The lack of citizenship must be addressed for any long-term solution to the distress in the Rohingya community to occur, a top US refugee official said on Tuesday.
|Conditions are rough in Teknaf camp in Bangladesh. Movement of refugees is restricted and housing is in need of repair or renewal. Photo: UNHCR|
In a transcript of his talk, released on Wednesday, he said citizenship is a core concept that defines the relationship between a state and an individual – each has obligations to the other.
“Citizenship is often the gateway to a person’s ability to realize a range of human rights and basic services, including freedom of movement, freedom from discrimination, arbitrary arrest and detention, the right to vote, access to education, and property ownership,” he said.
The former Chief Justice of the US Supreme Court, Earl Warren, described citizenship as “the right to have rights,” he said.
For this reason, stateless persons are vulnerable to abuse and exploitation, including gender-based violence, trafficking in persons, and arbitrary arrest and detention, he said.
“Combating statelessness requires first that governments, civil society groups, and international, regional, and local organizations recognize the problem, its causes, and the suffering and indignities it inflicts on millions of people around the world,” he said, calling it an under-recognized issue.
He said the US is the single largest donor to the UN commission of refugees, contributing over $775 million to UNHCR’s work on protection, assistance and statelessness this year.
“The Rohingya’s ethnic identity and origin are highly disputed,” he said. “While some historical accounts note that they are indigenous to the kingdom of Arakan since the 9th century, which at times, also occupied southern parts of modern Bangladesh; others claim that Rohingya migrated to the region during British colonialism. This latter claim has consistently fueled anti-Rohingya sentiment, leading to periodic tension and violence against the Rohingya by the former military regime after Burma gained independence.”
He said approximately 800,000 stateless Rohingya live in a region that has experienced significant displacement and periodic violence over decades.
“Much needs to be done: to reduce tensions, to improve the humanitarian situation, and to work towards a sustainable and just solution for all those who have suffered from the conflict and longer-term deprivation of rights,” he said.
“Some of the tough issues to be addressed include lasting security and stability, freedom of movement for Rakhine and Rohingya, protection (and when I say protection, including the provision of physical security and basic rights), and unimpeded humanitarian access and assistance to meet basic immediate needs.”
He said that at the same time as the Burmese government works to address the underlying causes of ethnic conflict, “We believe a regional approach is necessary to address mixed flows of refugees and migrants by land and sea and ensure that those fleeing are treated humanely.”
He said, “Sadly, solutions to this protracted displacement appear increasingly elusive. I noticed a definite increase in tension and desperation since my last trip in 2011, and an escalation in humanitarian need. School enrollment is down as parents pull children from classes to become income earners, and malnutrition rates exceed emergency levels and continue to rise. Unfortunately, at the same time, organizations are facing greater obstacles to help ameliorate the situation.

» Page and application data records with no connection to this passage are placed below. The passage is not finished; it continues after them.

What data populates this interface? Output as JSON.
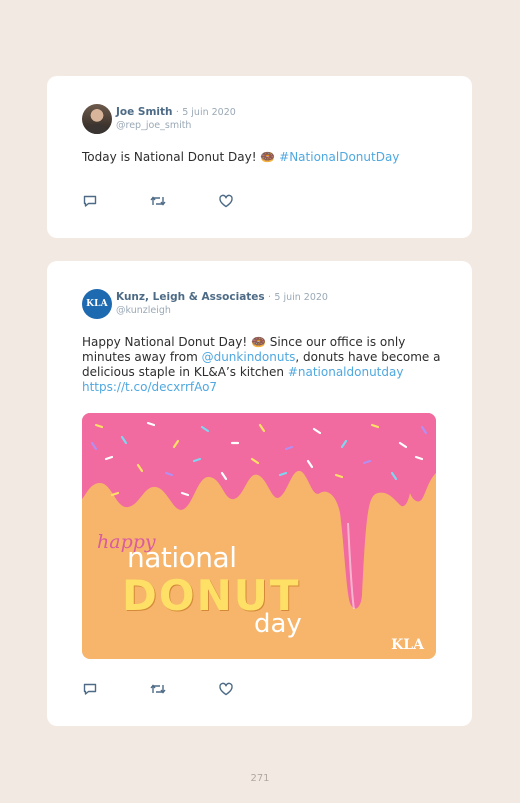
{
  "tweets": [
    {
      "author": "Joe Smith",
      "separator": "·",
      "date": "5 juin 2020",
      "handle": "@rep_joe_smith",
      "text_before": "Today is National Donut Day! 🍩 ",
      "hashtag": "#NationalDonutDay"
    },
    {
      "author": "Kunz, Leigh & Associates",
      "separator": "·",
      "date": "5 juin 2020",
      "handle": "@kunzleigh",
      "avatar_text": "KLA",
      "text_part1": "Happy National Donut Day! 🍩 Since our office is only minutes away from ",
      "mention": "@dunkindonuts",
      "text_part2": ", donuts have become a delicious staple in KL&A’s kitchen ",
      "hashtag": "#nationaldonutday",
      "url": "https://t.co/decxrrfAo7",
      "image": {
        "word_happy": "happy",
        "word_national": "national",
        "word_donut": "DONUT",
        "word_day": "day",
        "logo": "KLA"
      }
    }
  ],
  "page_number": "271",
  "colors": {
    "background": "#f2e9e2",
    "link": "#4fa8e0",
    "name": "#4d6b86",
    "icing": "#f16aa0",
    "image_base": "#f6b56a"
  },
  "icons": [
    "reply-icon",
    "retweet-icon",
    "like-icon"
  ]
}
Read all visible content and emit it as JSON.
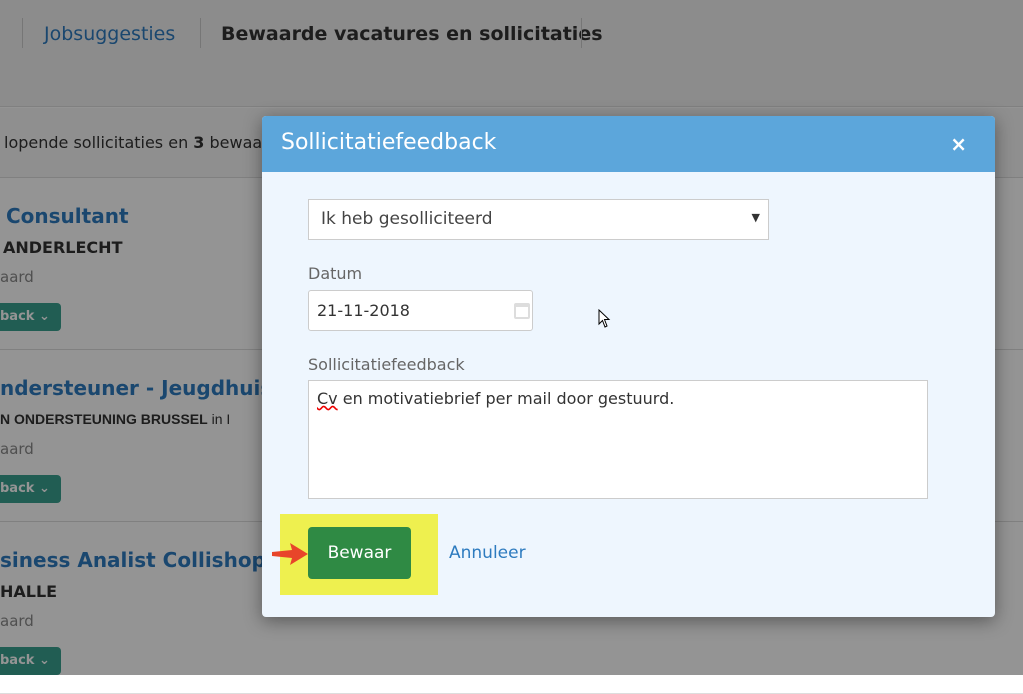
{
  "nav": {
    "tabs": [
      "Jobsuggesties",
      "Bewaarde vacatures en sollicitaties"
    ]
  },
  "summary": {
    "prefix": "lopende sollicitaties en ",
    "count": "3",
    "suffix": " bewaa"
  },
  "jobs": [
    {
      "title": "Consultant",
      "company": "ANDERLECHT",
      "company_suffix": "",
      "status": "aard",
      "button": "back"
    },
    {
      "title": "ndersteuner - Jeugdhuison",
      "company": "N ONDERSTEUNING BRUSSEL",
      "company_suffix": " in I",
      "status": "aard",
      "button": "back"
    },
    {
      "title": "siness Analist Collishop",
      "company": "HALLE",
      "company_suffix": "",
      "status": "aard",
      "button": "back"
    }
  ],
  "modal": {
    "title": "Sollicitatiefeedback",
    "close": "×",
    "status_select": "Ik heb gesolliciteerd",
    "date_label": "Datum",
    "date_value": "21-11-2018",
    "feedback_label": "Sollicitatiefeedback",
    "feedback_first": "Cv",
    "feedback_rest": " en motivatiebrief per mail door gestuurd.",
    "save": "Bewaar",
    "cancel": "Annuleer"
  },
  "colors": {
    "header": "#5ca6db",
    "save": "#2f8a44",
    "highlight": "#eef04f",
    "link": "#2d7bbf"
  }
}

“In our field visits to the official camps, refugees demonstrated for the right to nationality, highlighted human rights violations, and advocated for more services and education for their children. Outside the camps, the undocumented Rohingya population suffers even more without access to school, health care or decent shelter,” he said.

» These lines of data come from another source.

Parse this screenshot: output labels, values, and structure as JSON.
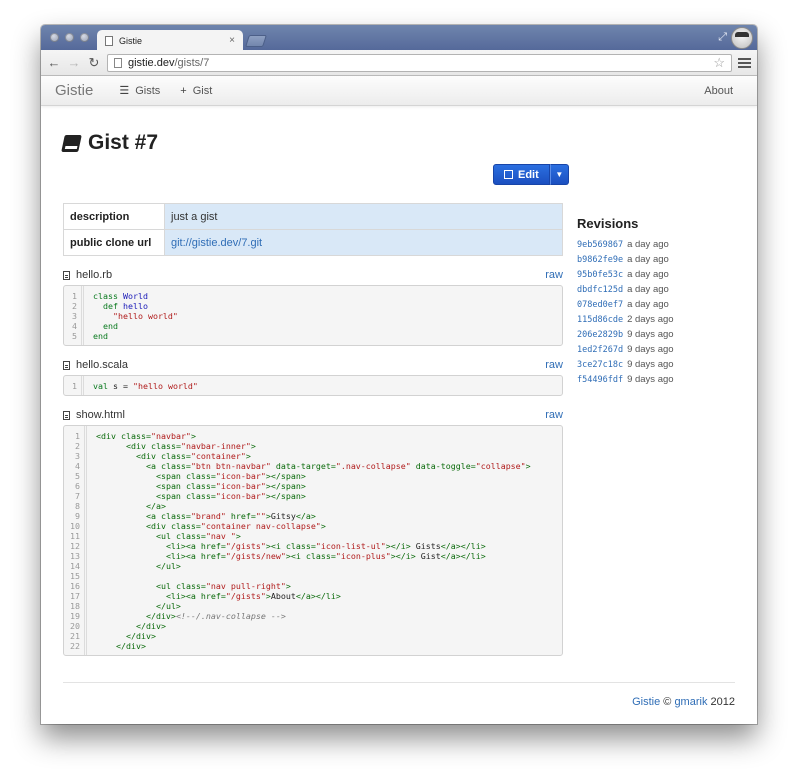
{
  "browser": {
    "tab_title": "Gistie",
    "tab_close": "×",
    "url_host": "gistie.dev",
    "url_path": "/gists/7"
  },
  "navbar": {
    "brand": "Gistie",
    "gists": "Gists",
    "add_gist": "Gist",
    "about": "About"
  },
  "page": {
    "title": "Gist #7",
    "edit_label": "Edit"
  },
  "meta": [
    {
      "key": "description",
      "value": "just a gist"
    },
    {
      "key": "public clone url",
      "value": "git://gistie.dev/7.git"
    }
  ],
  "files": [
    {
      "name": "hello.rb",
      "raw": "raw",
      "lines": [
        "1",
        "2",
        "3",
        "4",
        "5"
      ]
    },
    {
      "name": "hello.scala",
      "raw": "raw",
      "lines": [
        "1"
      ]
    },
    {
      "name": "show.html",
      "raw": "raw",
      "lines": [
        "1",
        "2",
        "3",
        "4",
        "5",
        "6",
        "7",
        "8",
        "9",
        "10",
        "11",
        "12",
        "13",
        "14",
        "15",
        "16",
        "17",
        "18",
        "19",
        "20",
        "21",
        "22"
      ]
    }
  ],
  "revisions": {
    "title": "Revisions",
    "items": [
      {
        "hash": "9eb569867",
        "age": "a day ago"
      },
      {
        "hash": "b9862fe9e",
        "age": "a day ago"
      },
      {
        "hash": "95b0fe53c",
        "age": "a day ago"
      },
      {
        "hash": "dbdfc125d",
        "age": "a day ago"
      },
      {
        "hash": "078ed0ef7",
        "age": "a day ago"
      },
      {
        "hash": "115d86cde",
        "age": "2 days ago"
      },
      {
        "hash": "206e2829b",
        "age": "9 days ago"
      },
      {
        "hash": "1ed2f267d",
        "age": "9 days ago"
      },
      {
        "hash": "3ce27c18c",
        "age": "9 days ago"
      },
      {
        "hash": "f54496fdf",
        "age": "9 days ago"
      }
    ]
  },
  "footer": {
    "brand": "Gistie",
    "copy": "©",
    "author": "gmarik",
    "year": "2012"
  }
}
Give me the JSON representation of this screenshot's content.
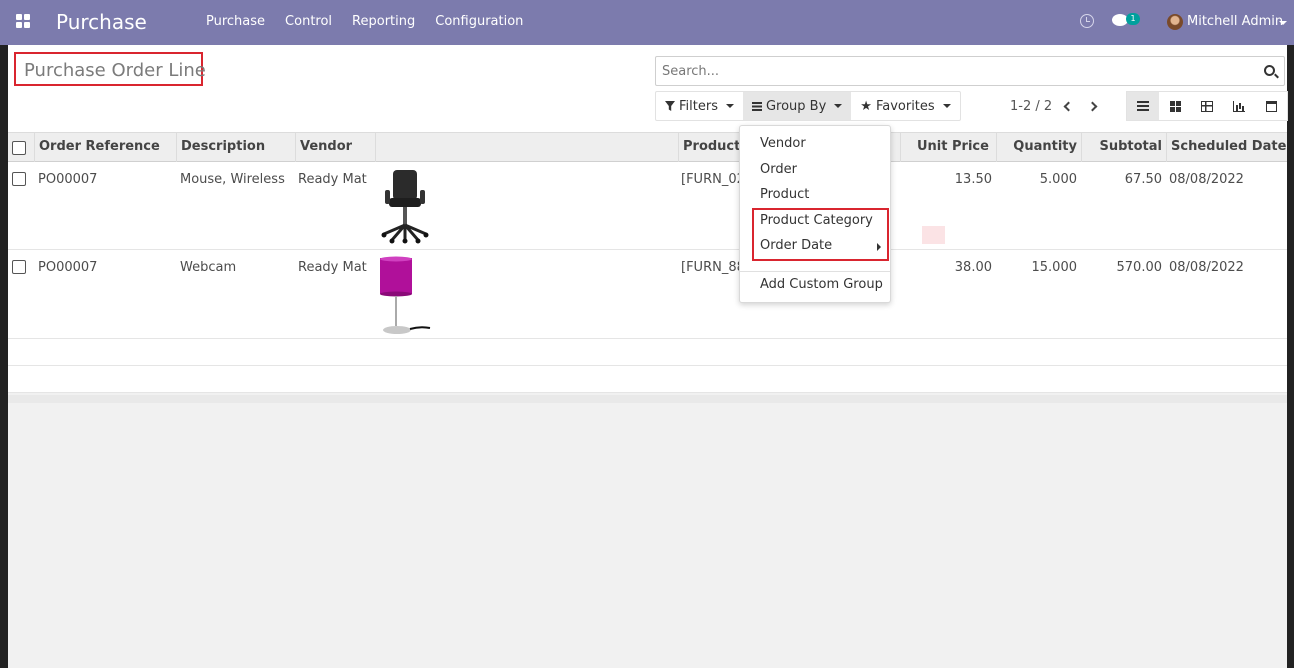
{
  "navbar": {
    "app_name": "Purchase",
    "menu": [
      "Purchase",
      "Control",
      "Reporting",
      "Configuration"
    ],
    "chat_badge": "1",
    "user": "Mitchell Admin",
    "color": "#7c7bad"
  },
  "control_panel": {
    "title": "Purchase Order Line",
    "search_placeholder": "Search...",
    "buttons": {
      "filters": "Filters",
      "group_by": "Group By",
      "favorites": "Favorites"
    },
    "pager": "1-2 / 2",
    "views": [
      "list-icon",
      "kanban-icon",
      "pivot-icon",
      "graph-icon",
      "calendar-icon"
    ]
  },
  "table": {
    "columns": [
      "Order Reference",
      "Description",
      "Vendor",
      "",
      "Product",
      "Unit Price",
      "Quantity",
      "Subtotal",
      "Scheduled Date"
    ],
    "rows": [
      {
        "order_ref": "PO00007",
        "description": "Mouse, Wireless",
        "vendor": "Ready Mat",
        "product": "[FURN_02",
        "unit_price": "13.50",
        "quantity": "5.000",
        "subtotal": "67.50",
        "date": "08/08/2022",
        "image": "office-chair"
      },
      {
        "order_ref": "PO00007",
        "description": "Webcam",
        "vendor": "Ready Mat",
        "product": "[FURN_88",
        "unit_price": "38.00",
        "quantity": "15.000",
        "subtotal": "570.00",
        "date": "08/08/2022",
        "image": "purple-lamp"
      }
    ]
  },
  "group_by_menu": {
    "items": [
      "Vendor",
      "Order",
      "Product",
      "Product Category",
      "Order Date"
    ],
    "custom": "Add Custom Group"
  },
  "highlight_color": "#d9252f"
}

He said the US would continue to work to organize an effective plan to address the Rohingya issue involving Burma, Bangladesh and the international community.